In basic, scholarly confabs like this were being all-male affairs, while the Met exhibit, expertly formed and annotated by Joseph Scheier-Dolberg, the museum’s assistant curator of Chinese portray and calligraphy, clears house for the woman impression, although pretty much all the perform in this portion is by gentlemen. A roundabout exception arrives in an album dated 1799, titled “Famous Women.” Its painter, Gia Qi, was male, but his visuals ended up based on poems by the female scholar Cao Zhenxiu, all focused to historic feminine heroes — warriors, artists, poets and calligraphers like herself. The album was, in truth, commissioned by Cao.

And what, in the close, is the takeaway from this exhibit, which is, technically, not a demonstrate at all, but a long term selection rehang? For me, there are quite a few. The most clear a person is the reminder that “Companions in Solitude” provides of how wonderful, diverse, and demanding to head and eye alike the Chinese landscape portray custom is. So wonderful-grained are its formal beauties and subtly-said its themes that it’s an artwork quick to just move by, right until you quit, and glance and slide in enjoy. “Companions in Solitude” is an opportunity to fall in really like with it above once again.

It also offers some sense of how prosperous the Met’s holdings are: 14 parts in the rehang are becoming exhibited for the to start with time, with much more surprises promised in the following rotation. And histories of common is effective have been reconsidered and current. The attribution of the monumental handscroll “Dwellings Among Mountains and Clouds,” after assumed to be by Gong Xian, one particular of the 8 Masters of Nanjing and a late-in-existence recluse, is now getting reconsidered by scholars. Do their thoughts make the painting any fewer forebodingly thunderous? No.

And resonances concerning previous and existing are putting. In the aftermath of Covid lockdown, solitude, excellent and serious, feels like a more intricate problem than it as soon as was. The same is true of communion, now formed by new technological interfaces and continuing hesitations.
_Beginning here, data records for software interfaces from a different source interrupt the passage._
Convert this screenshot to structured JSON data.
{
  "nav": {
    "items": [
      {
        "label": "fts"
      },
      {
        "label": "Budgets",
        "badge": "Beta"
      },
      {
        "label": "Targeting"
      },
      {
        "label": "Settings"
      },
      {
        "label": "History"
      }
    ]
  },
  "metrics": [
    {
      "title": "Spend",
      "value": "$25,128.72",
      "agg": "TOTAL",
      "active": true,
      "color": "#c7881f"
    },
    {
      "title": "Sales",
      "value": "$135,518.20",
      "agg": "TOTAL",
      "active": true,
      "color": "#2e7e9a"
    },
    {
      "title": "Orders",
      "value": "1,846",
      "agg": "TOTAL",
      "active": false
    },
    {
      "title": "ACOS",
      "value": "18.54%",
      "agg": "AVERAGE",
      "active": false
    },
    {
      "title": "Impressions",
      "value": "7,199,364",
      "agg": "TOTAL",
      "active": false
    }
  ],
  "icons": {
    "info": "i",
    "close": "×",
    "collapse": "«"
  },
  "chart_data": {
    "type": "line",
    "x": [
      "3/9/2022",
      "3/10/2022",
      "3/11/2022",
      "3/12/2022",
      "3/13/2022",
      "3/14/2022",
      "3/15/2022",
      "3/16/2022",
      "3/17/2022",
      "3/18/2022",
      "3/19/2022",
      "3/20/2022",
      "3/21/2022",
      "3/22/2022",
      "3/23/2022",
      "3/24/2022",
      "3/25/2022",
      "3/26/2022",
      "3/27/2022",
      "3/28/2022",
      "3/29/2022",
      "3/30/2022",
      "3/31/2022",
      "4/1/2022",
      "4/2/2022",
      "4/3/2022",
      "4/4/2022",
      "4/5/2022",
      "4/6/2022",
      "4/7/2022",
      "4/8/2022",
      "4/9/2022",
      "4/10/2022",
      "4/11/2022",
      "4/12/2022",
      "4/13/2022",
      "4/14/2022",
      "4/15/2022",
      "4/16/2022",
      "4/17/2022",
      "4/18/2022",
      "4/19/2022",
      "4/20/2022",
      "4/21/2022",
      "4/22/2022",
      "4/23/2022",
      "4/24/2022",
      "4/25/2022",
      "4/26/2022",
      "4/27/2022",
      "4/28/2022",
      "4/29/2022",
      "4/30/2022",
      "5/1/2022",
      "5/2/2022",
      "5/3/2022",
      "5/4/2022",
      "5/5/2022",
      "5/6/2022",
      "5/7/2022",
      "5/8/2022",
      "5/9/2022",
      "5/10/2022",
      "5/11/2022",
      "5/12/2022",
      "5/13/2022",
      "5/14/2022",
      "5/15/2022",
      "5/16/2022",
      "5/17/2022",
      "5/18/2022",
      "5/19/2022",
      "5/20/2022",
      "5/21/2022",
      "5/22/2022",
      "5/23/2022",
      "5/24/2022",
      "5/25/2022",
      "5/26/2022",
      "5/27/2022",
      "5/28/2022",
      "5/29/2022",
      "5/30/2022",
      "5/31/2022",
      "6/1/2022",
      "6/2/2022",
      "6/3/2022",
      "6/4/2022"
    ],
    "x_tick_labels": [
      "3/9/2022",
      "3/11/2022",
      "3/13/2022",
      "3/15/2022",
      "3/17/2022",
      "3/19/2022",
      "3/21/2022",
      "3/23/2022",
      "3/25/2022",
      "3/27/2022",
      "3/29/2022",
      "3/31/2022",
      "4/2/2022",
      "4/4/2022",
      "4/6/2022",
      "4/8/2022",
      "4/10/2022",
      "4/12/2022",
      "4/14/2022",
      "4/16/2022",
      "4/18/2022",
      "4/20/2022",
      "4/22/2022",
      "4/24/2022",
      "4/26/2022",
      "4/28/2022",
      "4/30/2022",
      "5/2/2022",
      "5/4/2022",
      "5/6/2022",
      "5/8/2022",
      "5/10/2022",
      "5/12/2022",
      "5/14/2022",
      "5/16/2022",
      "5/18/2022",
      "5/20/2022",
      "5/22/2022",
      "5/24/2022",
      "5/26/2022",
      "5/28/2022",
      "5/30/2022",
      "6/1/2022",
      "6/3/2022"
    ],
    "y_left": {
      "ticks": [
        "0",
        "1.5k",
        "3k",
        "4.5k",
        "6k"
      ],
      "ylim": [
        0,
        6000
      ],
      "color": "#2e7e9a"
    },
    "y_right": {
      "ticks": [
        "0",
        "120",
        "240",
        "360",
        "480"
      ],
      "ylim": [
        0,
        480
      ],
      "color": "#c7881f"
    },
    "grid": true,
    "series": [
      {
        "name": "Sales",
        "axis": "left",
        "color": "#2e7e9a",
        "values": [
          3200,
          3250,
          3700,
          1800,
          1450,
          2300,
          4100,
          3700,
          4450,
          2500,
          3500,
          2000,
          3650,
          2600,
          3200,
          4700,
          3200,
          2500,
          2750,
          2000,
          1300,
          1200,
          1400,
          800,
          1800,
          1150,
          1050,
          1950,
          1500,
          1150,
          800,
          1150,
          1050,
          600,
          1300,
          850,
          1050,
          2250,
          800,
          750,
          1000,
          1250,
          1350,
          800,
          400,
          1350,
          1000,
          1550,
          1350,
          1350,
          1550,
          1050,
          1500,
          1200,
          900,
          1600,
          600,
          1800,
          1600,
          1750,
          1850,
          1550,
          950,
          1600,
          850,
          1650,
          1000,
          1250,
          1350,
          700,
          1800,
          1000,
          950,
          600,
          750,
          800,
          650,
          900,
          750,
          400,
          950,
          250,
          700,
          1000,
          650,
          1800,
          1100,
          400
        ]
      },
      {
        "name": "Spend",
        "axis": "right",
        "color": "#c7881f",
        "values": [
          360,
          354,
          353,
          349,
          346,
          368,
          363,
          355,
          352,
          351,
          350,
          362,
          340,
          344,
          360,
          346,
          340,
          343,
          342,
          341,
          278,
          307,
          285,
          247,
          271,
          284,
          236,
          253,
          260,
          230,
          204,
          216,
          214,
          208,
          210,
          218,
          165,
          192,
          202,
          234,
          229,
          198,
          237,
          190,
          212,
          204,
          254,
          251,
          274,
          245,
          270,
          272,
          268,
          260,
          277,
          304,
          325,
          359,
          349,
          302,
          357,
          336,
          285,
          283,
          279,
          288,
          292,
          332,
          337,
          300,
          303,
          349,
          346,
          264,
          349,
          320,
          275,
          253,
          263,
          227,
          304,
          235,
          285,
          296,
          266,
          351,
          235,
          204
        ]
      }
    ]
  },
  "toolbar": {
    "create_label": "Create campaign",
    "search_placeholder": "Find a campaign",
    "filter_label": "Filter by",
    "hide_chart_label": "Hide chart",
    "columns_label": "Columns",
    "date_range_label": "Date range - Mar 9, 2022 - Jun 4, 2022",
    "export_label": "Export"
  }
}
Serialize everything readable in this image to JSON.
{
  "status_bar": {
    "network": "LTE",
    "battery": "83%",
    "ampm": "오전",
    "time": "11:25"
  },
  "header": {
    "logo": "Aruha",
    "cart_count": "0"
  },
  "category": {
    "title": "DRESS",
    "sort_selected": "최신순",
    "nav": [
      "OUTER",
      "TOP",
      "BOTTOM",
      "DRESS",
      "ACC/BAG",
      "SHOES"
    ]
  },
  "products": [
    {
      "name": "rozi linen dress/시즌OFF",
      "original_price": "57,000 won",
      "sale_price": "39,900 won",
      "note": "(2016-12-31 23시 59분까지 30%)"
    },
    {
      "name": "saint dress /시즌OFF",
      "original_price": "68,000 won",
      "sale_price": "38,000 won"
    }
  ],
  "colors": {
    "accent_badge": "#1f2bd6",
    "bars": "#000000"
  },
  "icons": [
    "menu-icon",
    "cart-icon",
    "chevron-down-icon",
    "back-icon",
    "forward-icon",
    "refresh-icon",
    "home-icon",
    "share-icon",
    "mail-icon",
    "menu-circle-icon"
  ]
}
At a time of acute environmental consciousness, the terrestrial vision projected by Chinese landscape portray — of the environment, not as a collection of disparate, disposable product pieces, but as a solitary, responsive organism — has fast pertinence.

So does a theory — connect with it physics, simply call it Daoist — that looks to tell pretty much each image in this display: The only matter that by no means improvements is the fact of adjust by itself, a tricky but oddly consoling certainty to have by drop into winter.

Companions in Solitude: Reclusion and Communion in Chinese Artwork

The current rotation as a result of Jan. 9 second rotation, Jan. 31-Aug. 14, 2022. Metropolitan Museum of Artwork, 1000 Fifth Avenue, Manhattan. 212-535-7710 metmuseum.org.